● Required action: Where does the string "visible" appear in the records? Copy each line that holds it.

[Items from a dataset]

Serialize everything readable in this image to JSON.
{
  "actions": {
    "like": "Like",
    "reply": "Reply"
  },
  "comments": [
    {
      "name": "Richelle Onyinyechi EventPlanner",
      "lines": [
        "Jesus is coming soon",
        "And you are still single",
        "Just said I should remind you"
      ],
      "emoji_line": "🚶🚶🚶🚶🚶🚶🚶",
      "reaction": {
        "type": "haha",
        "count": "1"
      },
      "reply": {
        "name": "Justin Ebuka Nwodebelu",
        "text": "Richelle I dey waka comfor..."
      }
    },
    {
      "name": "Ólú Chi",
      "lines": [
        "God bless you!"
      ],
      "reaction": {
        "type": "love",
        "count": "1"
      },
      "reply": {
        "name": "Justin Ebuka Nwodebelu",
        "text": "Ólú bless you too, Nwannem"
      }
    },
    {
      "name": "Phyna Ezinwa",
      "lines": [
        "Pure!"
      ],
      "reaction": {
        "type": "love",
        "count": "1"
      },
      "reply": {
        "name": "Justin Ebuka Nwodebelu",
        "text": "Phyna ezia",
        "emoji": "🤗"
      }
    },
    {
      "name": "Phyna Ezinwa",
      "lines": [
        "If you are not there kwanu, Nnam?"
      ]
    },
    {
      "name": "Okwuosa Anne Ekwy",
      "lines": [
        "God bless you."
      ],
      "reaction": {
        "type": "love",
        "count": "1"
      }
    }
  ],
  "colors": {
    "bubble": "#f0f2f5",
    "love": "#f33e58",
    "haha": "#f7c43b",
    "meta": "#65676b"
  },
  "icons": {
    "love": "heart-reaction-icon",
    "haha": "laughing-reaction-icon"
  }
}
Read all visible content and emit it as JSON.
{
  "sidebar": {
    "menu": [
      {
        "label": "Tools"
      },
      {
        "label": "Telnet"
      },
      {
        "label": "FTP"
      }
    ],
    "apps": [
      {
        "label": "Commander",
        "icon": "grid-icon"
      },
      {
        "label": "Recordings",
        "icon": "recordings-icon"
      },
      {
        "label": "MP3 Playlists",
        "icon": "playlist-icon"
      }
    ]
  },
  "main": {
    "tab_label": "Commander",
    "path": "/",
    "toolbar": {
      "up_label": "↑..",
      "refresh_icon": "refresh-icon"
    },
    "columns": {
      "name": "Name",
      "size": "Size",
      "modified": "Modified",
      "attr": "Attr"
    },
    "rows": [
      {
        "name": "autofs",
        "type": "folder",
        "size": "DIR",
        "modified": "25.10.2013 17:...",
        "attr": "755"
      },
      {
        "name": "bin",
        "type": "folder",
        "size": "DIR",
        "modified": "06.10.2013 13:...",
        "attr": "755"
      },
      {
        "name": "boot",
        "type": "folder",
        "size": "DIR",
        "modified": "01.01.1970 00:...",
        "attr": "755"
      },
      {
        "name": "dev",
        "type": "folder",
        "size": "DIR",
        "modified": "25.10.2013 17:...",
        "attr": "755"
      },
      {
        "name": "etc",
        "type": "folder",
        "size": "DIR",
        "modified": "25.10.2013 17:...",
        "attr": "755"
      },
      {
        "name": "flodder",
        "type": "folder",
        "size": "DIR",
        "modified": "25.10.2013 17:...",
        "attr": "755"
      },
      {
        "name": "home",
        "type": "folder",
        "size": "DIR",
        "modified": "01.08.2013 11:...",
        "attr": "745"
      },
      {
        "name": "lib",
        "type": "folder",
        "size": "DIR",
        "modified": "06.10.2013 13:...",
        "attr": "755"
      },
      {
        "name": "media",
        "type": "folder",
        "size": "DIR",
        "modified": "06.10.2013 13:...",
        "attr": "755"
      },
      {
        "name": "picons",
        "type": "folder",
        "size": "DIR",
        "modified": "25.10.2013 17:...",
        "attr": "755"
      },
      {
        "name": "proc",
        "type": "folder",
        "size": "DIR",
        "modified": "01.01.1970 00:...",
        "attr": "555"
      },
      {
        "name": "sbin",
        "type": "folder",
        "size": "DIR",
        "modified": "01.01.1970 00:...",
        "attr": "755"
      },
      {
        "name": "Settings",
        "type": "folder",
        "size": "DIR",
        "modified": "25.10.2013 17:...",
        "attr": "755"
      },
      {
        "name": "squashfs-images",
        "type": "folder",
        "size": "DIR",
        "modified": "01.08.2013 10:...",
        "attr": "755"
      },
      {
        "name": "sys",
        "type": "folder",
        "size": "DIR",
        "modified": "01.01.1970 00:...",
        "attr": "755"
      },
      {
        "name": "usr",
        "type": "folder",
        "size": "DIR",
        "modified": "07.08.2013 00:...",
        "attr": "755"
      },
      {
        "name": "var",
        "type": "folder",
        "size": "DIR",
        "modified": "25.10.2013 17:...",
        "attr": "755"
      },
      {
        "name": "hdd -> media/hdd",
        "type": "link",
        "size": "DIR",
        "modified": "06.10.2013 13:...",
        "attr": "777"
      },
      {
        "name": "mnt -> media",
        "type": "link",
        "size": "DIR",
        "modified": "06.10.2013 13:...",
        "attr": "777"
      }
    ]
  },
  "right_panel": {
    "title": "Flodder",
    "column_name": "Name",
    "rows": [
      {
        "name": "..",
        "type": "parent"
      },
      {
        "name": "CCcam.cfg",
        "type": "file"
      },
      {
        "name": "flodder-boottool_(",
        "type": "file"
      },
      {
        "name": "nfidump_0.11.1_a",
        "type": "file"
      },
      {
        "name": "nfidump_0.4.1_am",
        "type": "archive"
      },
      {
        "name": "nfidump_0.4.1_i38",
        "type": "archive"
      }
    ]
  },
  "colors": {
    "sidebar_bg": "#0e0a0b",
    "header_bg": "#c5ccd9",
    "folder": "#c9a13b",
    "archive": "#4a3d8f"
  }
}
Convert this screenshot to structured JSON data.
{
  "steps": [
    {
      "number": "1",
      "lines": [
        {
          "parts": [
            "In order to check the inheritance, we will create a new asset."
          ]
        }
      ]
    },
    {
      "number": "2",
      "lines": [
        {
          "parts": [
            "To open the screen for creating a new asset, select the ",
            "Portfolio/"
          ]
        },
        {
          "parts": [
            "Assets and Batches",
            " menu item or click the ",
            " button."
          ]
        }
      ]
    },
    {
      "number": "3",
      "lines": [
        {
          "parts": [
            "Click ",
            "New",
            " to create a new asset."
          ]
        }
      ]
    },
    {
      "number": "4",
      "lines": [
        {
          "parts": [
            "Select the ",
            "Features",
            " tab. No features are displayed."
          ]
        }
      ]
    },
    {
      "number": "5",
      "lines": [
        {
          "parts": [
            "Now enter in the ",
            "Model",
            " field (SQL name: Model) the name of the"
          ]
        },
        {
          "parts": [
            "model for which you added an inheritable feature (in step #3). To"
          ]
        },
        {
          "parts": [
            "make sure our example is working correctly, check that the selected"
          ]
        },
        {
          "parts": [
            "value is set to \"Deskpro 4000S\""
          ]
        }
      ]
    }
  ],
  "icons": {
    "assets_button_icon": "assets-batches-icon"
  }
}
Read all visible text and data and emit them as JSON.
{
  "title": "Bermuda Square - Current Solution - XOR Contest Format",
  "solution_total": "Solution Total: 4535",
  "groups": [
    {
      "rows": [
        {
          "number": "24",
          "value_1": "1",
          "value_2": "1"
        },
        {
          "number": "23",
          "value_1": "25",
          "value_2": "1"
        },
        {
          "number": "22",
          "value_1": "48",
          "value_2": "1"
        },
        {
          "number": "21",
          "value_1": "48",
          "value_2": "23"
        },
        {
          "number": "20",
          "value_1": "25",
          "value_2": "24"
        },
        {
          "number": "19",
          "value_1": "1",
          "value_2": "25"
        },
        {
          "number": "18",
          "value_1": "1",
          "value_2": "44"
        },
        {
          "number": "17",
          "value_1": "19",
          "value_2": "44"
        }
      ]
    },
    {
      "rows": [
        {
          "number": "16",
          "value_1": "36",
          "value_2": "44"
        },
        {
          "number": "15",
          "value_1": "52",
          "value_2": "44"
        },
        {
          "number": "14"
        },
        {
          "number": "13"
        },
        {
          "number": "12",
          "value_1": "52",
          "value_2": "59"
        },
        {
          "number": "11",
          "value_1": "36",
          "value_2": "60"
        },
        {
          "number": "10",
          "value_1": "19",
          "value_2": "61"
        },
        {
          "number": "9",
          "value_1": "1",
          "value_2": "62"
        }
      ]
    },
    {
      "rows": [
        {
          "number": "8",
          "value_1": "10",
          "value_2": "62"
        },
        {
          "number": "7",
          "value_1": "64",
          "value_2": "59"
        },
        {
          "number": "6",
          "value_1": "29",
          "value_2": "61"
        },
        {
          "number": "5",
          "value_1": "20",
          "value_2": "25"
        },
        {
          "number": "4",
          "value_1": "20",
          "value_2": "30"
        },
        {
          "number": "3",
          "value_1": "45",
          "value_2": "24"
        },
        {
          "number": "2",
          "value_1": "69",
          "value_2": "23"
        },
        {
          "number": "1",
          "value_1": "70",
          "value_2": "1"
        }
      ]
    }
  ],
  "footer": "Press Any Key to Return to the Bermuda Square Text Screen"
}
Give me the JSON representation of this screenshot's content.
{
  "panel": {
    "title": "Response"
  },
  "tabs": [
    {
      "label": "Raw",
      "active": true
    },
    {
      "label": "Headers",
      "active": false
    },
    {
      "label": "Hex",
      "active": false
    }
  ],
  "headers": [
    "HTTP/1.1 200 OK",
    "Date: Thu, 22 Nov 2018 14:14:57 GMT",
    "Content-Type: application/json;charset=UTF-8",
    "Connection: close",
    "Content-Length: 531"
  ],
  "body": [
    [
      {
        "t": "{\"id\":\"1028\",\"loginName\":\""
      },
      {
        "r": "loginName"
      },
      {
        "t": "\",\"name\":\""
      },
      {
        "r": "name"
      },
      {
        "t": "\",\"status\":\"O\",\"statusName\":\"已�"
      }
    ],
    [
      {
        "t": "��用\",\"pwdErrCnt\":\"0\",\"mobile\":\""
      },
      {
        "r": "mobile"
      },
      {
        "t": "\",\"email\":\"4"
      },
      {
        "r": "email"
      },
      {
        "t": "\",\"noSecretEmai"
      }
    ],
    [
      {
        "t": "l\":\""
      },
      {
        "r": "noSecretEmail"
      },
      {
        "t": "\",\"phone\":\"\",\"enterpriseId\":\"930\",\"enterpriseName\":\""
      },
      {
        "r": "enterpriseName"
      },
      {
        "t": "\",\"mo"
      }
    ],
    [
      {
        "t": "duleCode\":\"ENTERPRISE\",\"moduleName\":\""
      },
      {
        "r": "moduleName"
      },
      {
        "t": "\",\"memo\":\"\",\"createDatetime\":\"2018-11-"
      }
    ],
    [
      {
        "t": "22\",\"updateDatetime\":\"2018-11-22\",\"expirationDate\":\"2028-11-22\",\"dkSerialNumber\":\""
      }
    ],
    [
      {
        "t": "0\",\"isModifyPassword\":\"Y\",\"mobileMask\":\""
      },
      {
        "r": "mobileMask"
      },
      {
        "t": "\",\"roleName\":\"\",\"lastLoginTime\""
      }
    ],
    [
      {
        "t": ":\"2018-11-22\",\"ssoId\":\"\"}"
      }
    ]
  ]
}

● Answer:
Read all visible content and emit it as JSON.
Read all visible text and data and emit them as JSON.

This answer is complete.